The Transcaucasian Democratic Federative Republic (TDFR) was a unique, bottom-up, and a fleeting display of political unity and federalism among the main Armenian, Azerbaijani and Georgian political factions between 22 April 1918, when it declared its independence, and 26 May 1918, when it was dissolved and replaced by the three nation-states of Armenia, Azerbaijan and Georgia. Focusing on a crucial but poorly understood moment in the modern history of the Caucasus at the end of the First World War, this book offers a systematic, contextually-rich, and multi-perspectival—Armenian, Azerbaijani, Georgian, Ottoman, German, British, American, Italian, Bolshevik, Ukrainian and North Caucasian—account of the TDFR, drawing on contributions (with the new material from archives in Tbilisi, Grozny, Yerevan, Baku, Istanbul, Berlin, London, Washington D.C.) by a new generation of historians and scholars working on the region.
The book argues that despite its month-long existence in this geopolitically volatile region, the TDFR, with and its federative nature and the various discussions about federalism and federation that it provoked, continued to have an appeal for Georgians, Azerbaijanis, Armenians as well as for the Great Powers well beyond its dissolution. Moreover, the experience of the TDFR reifies federalism as a key political concept in the modern history of the Caucasus.
The chapters in this book were originally published as a special issue of the Caucasus Survey.
Table of Contents
Introduction: Who wanted the TDFR? The making and the breaking of the Transcaucasian Democratic Federative Republic
Adrian Brisku and Timothy K. Blauvelt
1. Between empire and independence: Armenia and the Transcaucasian Democratic Federative Republic
2. Azerbaijan and the Transcaucasian Democratic Federative Republic: historical reality and possibility
3. The Transcaucasian Democratic Federative Republic (TDFR) as a "Georgian" responsibility
4. Pragmatism and expediency: Ottoman calculations and the establishment of the Transcaucasian Democratic Federative Republic
5. The German perspective on the Transcaucasian Federation and the influence of the Committee for Georgia’s Independence
6. Feeble projects and aspirations: the Caucasian and Transcaucasian federation/confederation in the geopolitics of 1918–1920
7. Ideology meets practice in the struggle for the Transcaucasus: Stepan Shaumyan and the evolution of Bolshevik nationality policy
Timothy K. Blauvelt
8. Ukraine and the Transcaucasus in 1917–1918: parallels, interactions, influences

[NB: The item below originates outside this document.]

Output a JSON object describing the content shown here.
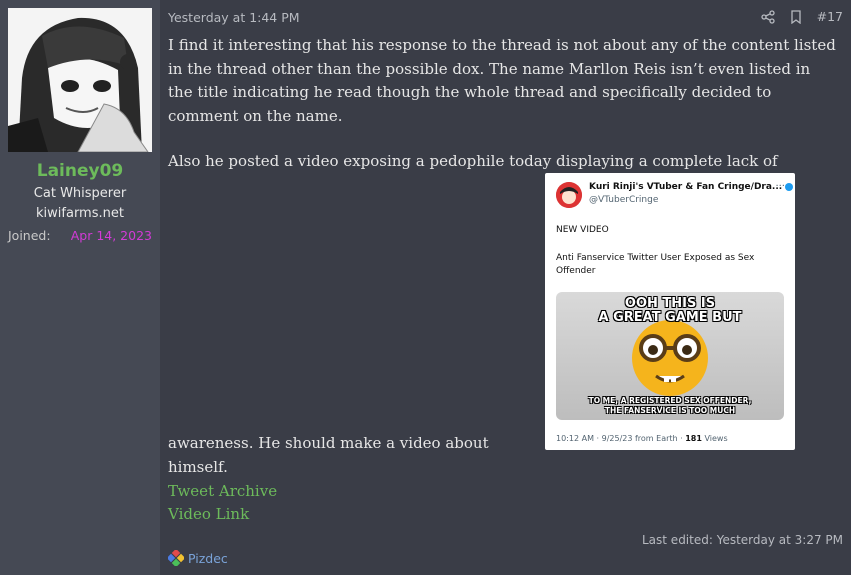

Timothy K. Blauvelt and Stanislav Tumis
9. Turning towards unity: a North Caucasian perspective on the Transcaucasian Democratic Federative Republic
Adrian Brisku is intellectual historian working at Charles University (Prague), University of Vienna, and Ilia State University (Tbilisi). He is the author of Bittersweet Europe: Albanian and Georgian Discourses on Europe, 1878–2008 (Berghahn Books, 2013), Political Reform in the Ottoman and Russian Empires: A Comparative Approach (Bloomsbury, 2017) and National Economy-Building in Albania, Czechoslovakia and Georgia in the 1920s (Routledge, forthcoming 2023).
Timothy K. Blauvelt is Professor of Soviet and Post-Soviet Studies at Ilia State University (Tbilisi), and is also Regional Director for the South Caucasus for American Councils for International Education. He has published more than two dozen peer reviewed journal articles and book chapters. His book Georgia after Stalin: Nationalism and Soviet Power (edited with Jeremy Smith) was published by Routledge in 2015, and his next book, Clientalism and Nationality in an Early Soviet Fiefdom: The Trials of Nestor Lakoba, is forthcoming from Routledge.